Did the recent spike in volatility have you sharpening your Thanksgiving carving knives in anticipation of some meaty profits?
If so, today's post may help you set reasonable expectations for returns in your short premium (theta collecting) portfolio.
As highlighted on a recent episode of Options Jive, short premium positions can function effectively in both low volatility and high volatility regimes. However, a couple subtle differences exist in the the degree and type of exposure across regimes.
For example, in low volatility regimes, short premium positions may be exposed to lower average losses. At the same time, these regimes can also leave a portfolio exposed to upticks in volatility.
In contrast, high volatility regimes can open positions up to more substantial potential average losses (i.e. markets are moving more), but less risk of volatility expansion (i.e. volatility decreases via mean reversion). .
If your curiosity is piqued by the above information, we encourage you to also check out a new Market Measures titled "How Much Theta is Captured."

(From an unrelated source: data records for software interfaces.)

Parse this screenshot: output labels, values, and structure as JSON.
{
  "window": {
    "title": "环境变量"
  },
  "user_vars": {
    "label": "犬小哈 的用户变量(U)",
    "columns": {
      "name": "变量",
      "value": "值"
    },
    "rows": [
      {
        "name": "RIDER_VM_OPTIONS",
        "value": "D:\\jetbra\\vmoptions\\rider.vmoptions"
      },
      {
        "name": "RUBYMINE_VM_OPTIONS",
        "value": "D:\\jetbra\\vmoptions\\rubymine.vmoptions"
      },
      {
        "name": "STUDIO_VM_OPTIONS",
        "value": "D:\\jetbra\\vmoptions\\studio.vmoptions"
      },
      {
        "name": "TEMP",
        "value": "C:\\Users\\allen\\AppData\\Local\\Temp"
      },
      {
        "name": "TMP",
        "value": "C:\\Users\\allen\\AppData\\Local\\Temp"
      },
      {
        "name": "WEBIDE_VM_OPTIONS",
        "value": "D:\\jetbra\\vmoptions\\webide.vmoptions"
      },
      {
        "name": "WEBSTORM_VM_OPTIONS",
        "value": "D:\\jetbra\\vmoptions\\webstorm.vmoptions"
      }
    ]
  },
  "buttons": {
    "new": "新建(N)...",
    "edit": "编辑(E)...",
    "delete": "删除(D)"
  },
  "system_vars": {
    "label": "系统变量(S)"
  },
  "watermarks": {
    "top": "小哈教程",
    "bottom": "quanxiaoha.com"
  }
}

As the title suggests, this episode explores how much of the total theta collected actually trickles down to a trader's bottom line.
In order to formulate an answer to this question, the Market Measures team designed and conducted a robust study that backtested data from the SPY, IWM, and TLT dating from 2005 to present.
The study isolated the P/L as a percent of total theta collection (theta ratio) when deploying 1 standard deviation strangles, with 45 days-to-expiration (DTE), that were held through expiration.
The slide below provides a summary view of the combined results ("combined" refers to the fact that the theta ratios of the 3 symbols were averaged for each year of results):
As outlined above in the red box, approximately 25% of the total theta collected ultimately ended up as profit in this particular study.
A chart pictured on the episode furthermore illustrates that the strategy was largely successful in each of the years examined, with the obvious exception of 2008.
Obviously, each and every trader deploys their own unique strategy, and as a result, the target percent of total theta that eventually translates to the bottom line may vary significantly.
On the other hand, if you are deploying a somewhat similar strategy to the one backtested in this study (involving SPY, IWM, and TLT), then a target rate of 25% may be a perfectly reasonable expectation.
We encourage you to watch the entire episode dedicated to this topic when your schedule allows.
If you have a sense of the amount of theta that translates into profit in your own portfolio, we hope you'll leave a comment below or reach out at email@example.com.
Thanks for reading!
Sage Anderson has an extensive background trading equity derivatives and managing volatility-based portfolios. He has traded hundreds of thousands of contracts across the spectrum of industries in the single-stock universe.